» **About this exercise**:
State only how many lines of the records contain the string "Mensaje".

----------------------------------------

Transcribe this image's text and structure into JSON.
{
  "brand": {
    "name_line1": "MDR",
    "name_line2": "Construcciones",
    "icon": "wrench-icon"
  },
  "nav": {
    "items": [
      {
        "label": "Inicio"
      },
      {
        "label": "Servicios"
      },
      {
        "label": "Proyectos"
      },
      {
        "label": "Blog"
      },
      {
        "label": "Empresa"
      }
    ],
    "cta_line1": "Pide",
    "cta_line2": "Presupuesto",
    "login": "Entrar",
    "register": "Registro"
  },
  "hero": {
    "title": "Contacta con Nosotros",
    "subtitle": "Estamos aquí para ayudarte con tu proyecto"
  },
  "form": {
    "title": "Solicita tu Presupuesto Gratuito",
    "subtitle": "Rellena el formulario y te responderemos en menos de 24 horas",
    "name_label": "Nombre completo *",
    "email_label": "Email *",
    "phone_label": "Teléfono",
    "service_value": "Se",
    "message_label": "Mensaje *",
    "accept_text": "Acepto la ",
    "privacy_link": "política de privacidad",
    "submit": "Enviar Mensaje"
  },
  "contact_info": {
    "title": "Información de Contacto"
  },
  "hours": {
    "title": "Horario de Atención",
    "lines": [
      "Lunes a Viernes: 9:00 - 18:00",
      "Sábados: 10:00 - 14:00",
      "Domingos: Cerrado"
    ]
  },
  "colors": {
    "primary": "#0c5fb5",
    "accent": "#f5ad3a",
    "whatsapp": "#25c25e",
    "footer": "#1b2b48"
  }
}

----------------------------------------

» **Task solution**:
2